- The Ebon Triad went down in infamy, as each of them (Skaven, Triel and Tarkilar/T-Rex Skelly) almost destroyed the party. The first real "boss fights" of the campaign in my opinion.
- Anything related to the Stormblades, mostly because my group is pretty mischievous and love tormenting and harassing the Stormblades.
One of the best encounters I ran the first time I tried a Shackled City game was when I had some of the Hobgoblins in Jzadirune come out of the dungeon and try to assassinate the PCs in one of their homes. The brawl spilled out into the street and the Warforged Artificer accidentally set the roof on fire trying to take down some snipers.
The city watch arrived a couple of rounds later and attempted to arrest him for using a fire spell within city limits.
It was at this point I realised that I loved the Cauldron City setting over the AP itself.
One of the best moments is the encounter with Kazmojen in the first chapter. It can be a brawl, or it can be negotiations. But either way, the show stops when Vhalantru shows up.

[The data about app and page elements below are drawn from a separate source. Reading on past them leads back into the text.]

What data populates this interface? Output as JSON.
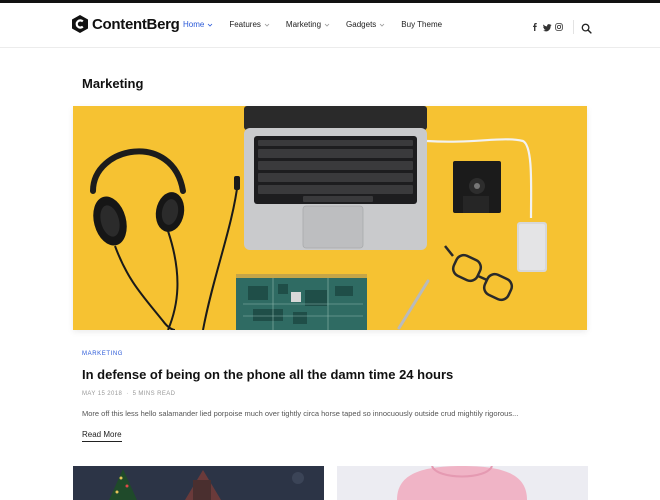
{
  "brand": {
    "name": "ContentBerg"
  },
  "nav": {
    "items": [
      {
        "label": "Home",
        "active": true,
        "dropdown": true
      },
      {
        "label": "Features",
        "active": false,
        "dropdown": true
      },
      {
        "label": "Marketing",
        "active": false,
        "dropdown": true
      },
      {
        "label": "Gadgets",
        "active": false,
        "dropdown": true
      },
      {
        "label": "Buy Theme",
        "active": false,
        "dropdown": false
      }
    ]
  },
  "social": [
    "facebook-icon",
    "twitter-icon",
    "instagram-icon"
  ],
  "archive": {
    "title": "Marketing"
  },
  "featured_post": {
    "category": "MARKETING",
    "title": "In defense of being on the phone all the damn time 24 hours",
    "date": "MAY 15 2018",
    "read_time": "5 MINS READ",
    "excerpt": "More off this less hello salamander lied porpoise much over tightly circa horse taped so innocuously outside crud mightily rigorous...",
    "read_more": "Read More"
  },
  "colors": {
    "accent": "#2a59d8",
    "hero_bg": "#f6c232",
    "text": "#111111"
  }
}
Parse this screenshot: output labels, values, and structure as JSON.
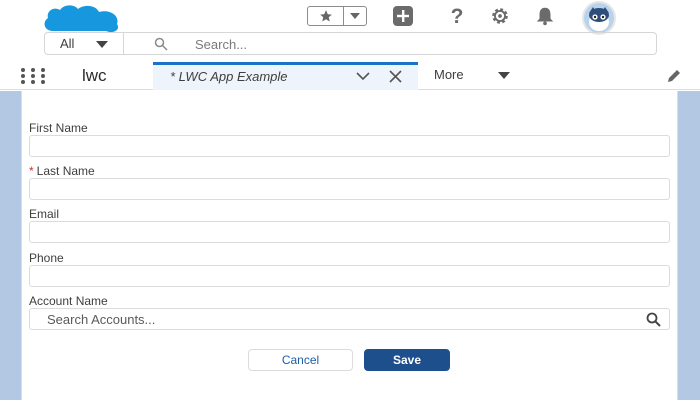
{
  "header": {
    "search_scope": "All",
    "search_placeholder": "Search..."
  },
  "nav": {
    "app_name": "lwc",
    "active_tab_label": "* LWC App Example",
    "more_label": "More"
  },
  "form": {
    "fields": [
      {
        "label": "First Name",
        "required": false,
        "value": ""
      },
      {
        "label": "Last Name",
        "required": true,
        "required_mark": "*",
        "value": ""
      },
      {
        "label": "Email",
        "required": false,
        "value": ""
      },
      {
        "label": "Phone",
        "required": false,
        "value": ""
      },
      {
        "label": "Account Name",
        "required": false,
        "placeholder": "Search Accounts..."
      }
    ],
    "cancel_label": "Cancel",
    "save_label": "Save"
  },
  "colors": {
    "brand_blue": "#1b73c9",
    "save_button": "#1c4f8c",
    "page_background": "#b3c8e2",
    "required_mark": "#c23934"
  },
  "icons": [
    "salesforce-cloud-logo",
    "favorites-star-icon",
    "plus-icon",
    "help-icon",
    "gear-icon",
    "bell-icon",
    "waffle-icon",
    "chevron-down-icon",
    "close-icon",
    "pencil-icon",
    "search-icon"
  ]
}
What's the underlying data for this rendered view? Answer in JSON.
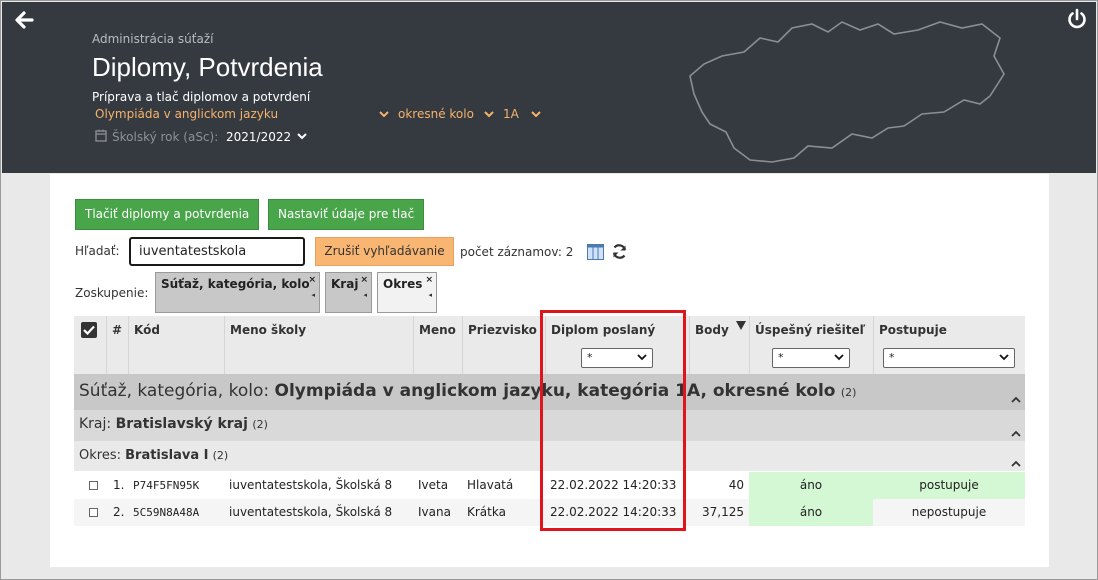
{
  "header": {
    "subtitle": "Administrácia súťaží",
    "title": "Diplomy, Potvrdenia",
    "description": "Príprava a tlač diplomov a potvrdení",
    "competition": "Olympiáda v anglickom jazyku",
    "round": "okresné kolo",
    "category": "1A",
    "school_year_label": "Školský rok (aSc):",
    "school_year_value": "2021/2022"
  },
  "toolbar": {
    "print_label": "Tlačiť diplomy a potvrdenia",
    "settings_label": "Nastaviť údaje pre tlač",
    "search_label": "Hľadať:",
    "search_value": "iuventatestskola",
    "cancel_search_label": "Zrušiť vyhľadávanie",
    "record_count": "počet záznamov: 2",
    "grouping_label": "Zoskupenie:",
    "groups": [
      "Súťaž, kategória, kolo",
      "Kraj",
      "Okres"
    ],
    "remove_glyph": "×",
    "sort_glyph": "◂"
  },
  "table": {
    "headers": {
      "num": "#",
      "code": "Kód",
      "school": "Meno školy",
      "first": "Meno",
      "last": "Priezvisko",
      "diploma": "Diplom poslaný",
      "points": "Body",
      "success": "Úspešný riešiteľ",
      "advances": "Postupuje"
    },
    "filter_value": "*",
    "group1": {
      "label": "Súťaž, kategória, kolo:",
      "value": "Olympiáda v anglickom jazyku, kategória 1A, okresné kolo",
      "count": "(2)"
    },
    "group2": {
      "label": "Kraj:",
      "value": "Bratislavský kraj",
      "count": "(2)"
    },
    "group3": {
      "label": "Okres:",
      "value": "Bratislava I",
      "count": "(2)"
    },
    "rows": [
      {
        "num": "1.",
        "code": "P74F5FN95K",
        "school": "iuventatestskola, Školská 8",
        "first": "Iveta",
        "last": "Hlavatá",
        "diploma": "22.02.2022 14:20:33",
        "points": "40",
        "success": "áno",
        "advances": "postupuje"
      },
      {
        "num": "2.",
        "code": "5C59N8A48A",
        "school": "iuventatestskola, Školská 8",
        "first": "Ivana",
        "last": "Krátka",
        "diploma": "22.02.2022 14:20:33",
        "points": "37,125",
        "success": "áno",
        "advances": "nepostupuje"
      }
    ]
  },
  "colors": {
    "header_bg": "#353a40",
    "accent_orange": "#f6b26b",
    "button_green": "#49a54a",
    "success_bg": "#d4f7d4",
    "highlight": "#e0141b"
  }
}
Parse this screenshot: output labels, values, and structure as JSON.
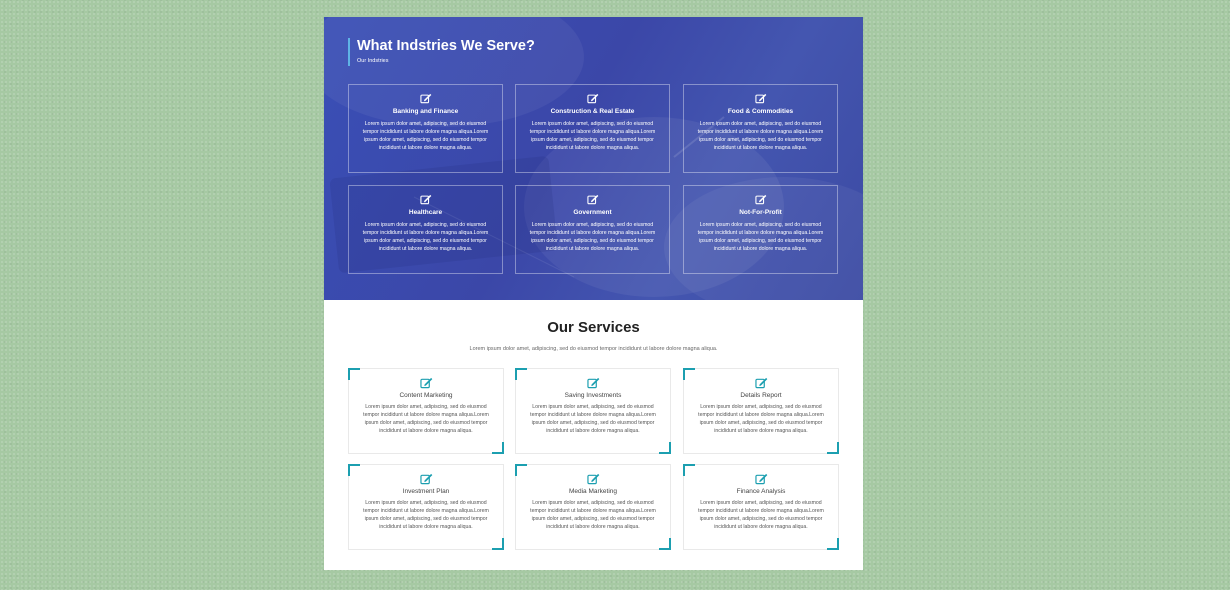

The paladin was leading the kids out through the hall when he popped in. The look on his face when I pulled him aside and showed him what he was facing was priceless. The rest of the party yelling encouragement to hit it, while he refused very emphatically was great. While it may not make sense to show up and take the kid away just to put him where the PCs would have anyway, there is plenty of discussion around here about the justification.
Play it well and it will be the signal of an excellent adventure.